((
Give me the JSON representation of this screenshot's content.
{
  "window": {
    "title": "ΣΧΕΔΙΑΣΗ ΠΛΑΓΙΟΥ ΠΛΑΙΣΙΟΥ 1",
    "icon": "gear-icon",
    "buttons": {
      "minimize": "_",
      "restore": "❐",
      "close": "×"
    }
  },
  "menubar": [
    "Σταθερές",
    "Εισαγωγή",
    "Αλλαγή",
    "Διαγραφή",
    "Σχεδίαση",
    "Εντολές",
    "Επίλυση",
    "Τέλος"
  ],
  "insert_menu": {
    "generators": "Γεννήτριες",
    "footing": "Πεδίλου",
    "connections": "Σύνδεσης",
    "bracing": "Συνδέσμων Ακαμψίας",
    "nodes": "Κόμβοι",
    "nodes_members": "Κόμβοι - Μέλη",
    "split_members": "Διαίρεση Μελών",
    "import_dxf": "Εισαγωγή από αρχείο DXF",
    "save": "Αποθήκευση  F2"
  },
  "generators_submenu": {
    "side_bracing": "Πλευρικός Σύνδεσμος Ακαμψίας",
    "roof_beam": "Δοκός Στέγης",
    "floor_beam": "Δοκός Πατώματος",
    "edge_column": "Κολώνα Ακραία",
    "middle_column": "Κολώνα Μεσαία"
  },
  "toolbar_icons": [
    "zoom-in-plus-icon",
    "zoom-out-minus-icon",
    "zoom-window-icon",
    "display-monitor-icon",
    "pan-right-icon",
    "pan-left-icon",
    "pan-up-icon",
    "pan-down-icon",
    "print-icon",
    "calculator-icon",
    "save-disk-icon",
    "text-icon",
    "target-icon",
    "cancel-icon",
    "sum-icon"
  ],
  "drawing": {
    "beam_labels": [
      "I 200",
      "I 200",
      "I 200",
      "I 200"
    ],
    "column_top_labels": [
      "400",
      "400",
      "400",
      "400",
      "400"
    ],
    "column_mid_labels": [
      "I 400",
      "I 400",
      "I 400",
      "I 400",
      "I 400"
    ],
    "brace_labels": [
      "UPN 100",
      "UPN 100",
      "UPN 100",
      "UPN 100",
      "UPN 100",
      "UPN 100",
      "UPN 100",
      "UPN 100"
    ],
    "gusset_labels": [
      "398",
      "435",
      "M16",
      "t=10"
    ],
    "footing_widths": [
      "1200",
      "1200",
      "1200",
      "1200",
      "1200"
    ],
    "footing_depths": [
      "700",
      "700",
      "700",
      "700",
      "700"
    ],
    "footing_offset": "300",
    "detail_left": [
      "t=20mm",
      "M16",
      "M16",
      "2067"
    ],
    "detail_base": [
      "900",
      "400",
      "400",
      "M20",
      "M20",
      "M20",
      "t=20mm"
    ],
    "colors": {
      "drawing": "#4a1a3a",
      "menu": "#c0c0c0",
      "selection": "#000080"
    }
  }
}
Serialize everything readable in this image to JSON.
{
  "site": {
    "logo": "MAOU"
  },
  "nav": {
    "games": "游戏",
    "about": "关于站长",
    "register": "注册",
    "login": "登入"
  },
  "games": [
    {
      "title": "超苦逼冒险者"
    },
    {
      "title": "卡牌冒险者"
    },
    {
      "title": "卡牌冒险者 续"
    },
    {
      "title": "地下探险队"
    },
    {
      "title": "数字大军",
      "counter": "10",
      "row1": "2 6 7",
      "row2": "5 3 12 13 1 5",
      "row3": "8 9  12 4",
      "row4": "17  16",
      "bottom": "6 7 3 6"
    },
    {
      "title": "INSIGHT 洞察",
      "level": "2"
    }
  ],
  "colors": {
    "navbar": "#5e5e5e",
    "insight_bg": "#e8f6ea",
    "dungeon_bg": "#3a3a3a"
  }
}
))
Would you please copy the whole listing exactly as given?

Give me the JSON representation of this screenshot's content.
{
  "window": {
    "title": "ΣΧΕΔΙΑΣΗ ΠΛΑΓΙΟΥ ΠΛΑΙΣΙΟΥ 1",
    "icon": "gear-icon",
    "buttons": {
      "minimize": "_",
      "restore": "❐",
      "close": "×"
    }
  },
  "menubar": [
    "Σταθερές",
    "Εισαγωγή",
    "Αλλαγή",
    "Διαγραφή",
    "Σχεδίαση",
    "Εντολές",
    "Επίλυση",
    "Τέλος"
  ],
  "insert_menu": {
    "generators": "Γεννήτριες",
    "footing": "Πεδίλου",
    "connections": "Σύνδεσης",
    "bracing": "Συνδέσμων Ακαμψίας",
    "nodes": "Κόμβοι",
    "nodes_members": "Κόμβοι - Μέλη",
    "split_members": "Διαίρεση Μελών",
    "import_dxf": "Εισαγωγή από αρχείο DXF",
    "save": "Αποθήκευση  F2"
  },
  "generators_submenu": {
    "side_bracing": "Πλευρικός Σύνδεσμος Ακαμψίας",
    "roof_beam": "Δοκός Στέγης",
    "floor_beam": "Δοκός Πατώματος",
    "edge_column": "Κολώνα Ακραία",
    "middle_column": "Κολώνα Μεσαία"
  },
  "toolbar_icons": [
    "zoom-in-plus-icon",
    "zoom-out-minus-icon",
    "zoom-window-icon",
    "display-monitor-icon",
    "pan-right-icon",
    "pan-left-icon",
    "pan-up-icon",
    "pan-down-icon",
    "print-icon",
    "calculator-icon",
    "save-disk-icon",
    "text-icon",
    "target-icon",
    "cancel-icon",
    "sum-icon"
  ],
  "drawing": {
    "beam_labels": [
      "I 200",
      "I 200",
      "I 200",
      "I 200"
    ],
    "column_top_labels": [
      "400",
      "400",
      "400",
      "400",
      "400"
    ],
    "column_mid_labels": [
      "I 400",
      "I 400",
      "I 400",
      "I 400",
      "I 400"
    ],
    "brace_labels": [
      "UPN 100",
      "UPN 100",
      "UPN 100",
      "UPN 100",
      "UPN 100",
      "UPN 100",
      "UPN 100",
      "UPN 100"
    ],
    "gusset_labels": [
      "398",
      "435",
      "M16",
      "t=10"
    ],
    "footing_widths": [
      "1200",
      "1200",
      "1200",
      "1200",
      "1200"
    ],
    "footing_depths": [
      "700",
      "700",
      "700",
      "700",
      "700"
    ],
    "footing_offset": "300",
    "detail_left": [
      "t=20mm",
      "M16",
      "M16",
      "2067"
    ],
    "detail_base": [
      "900",
      "400",
      "400",
      "M20",
      "M20",
      "M20",
      "t=20mm"
    ],
    "colors": {
      "drawing": "#4a1a3a",
      "menu": "#c0c0c0",
      "selection": "#000080"
    }
  }
}
Serialize everything readable in this image to JSON.
{
  "site": {
    "logo": "MAOU"
  },
  "nav": {
    "games": "游戏",
    "about": "关于站长",
    "register": "注册",
    "login": "登入"
  },
  "games": [
    {
      "title": "超苦逼冒险者"
    },
    {
      "title": "卡牌冒险者"
    },
    {
      "title": "卡牌冒险者 续"
    },
    {
      "title": "地下探险队"
    },
    {
      "title": "数字大军",
      "counter": "10",
      "row1": "2 6 7",
      "row2": "5 3 12 13 1 5",
      "row3": "8 9  12 4",
      "row4": "17  16",
      "bottom": "6 7 3 6"
    },
    {
      "title": "INSIGHT 洞察",
      "level": "2"
    }
  ],
  "colors": {
    "navbar": "#5e5e5e",
    "insight_bg": "#e8f6ea",
    "dungeon_bg": "#3a3a3a"
  }
}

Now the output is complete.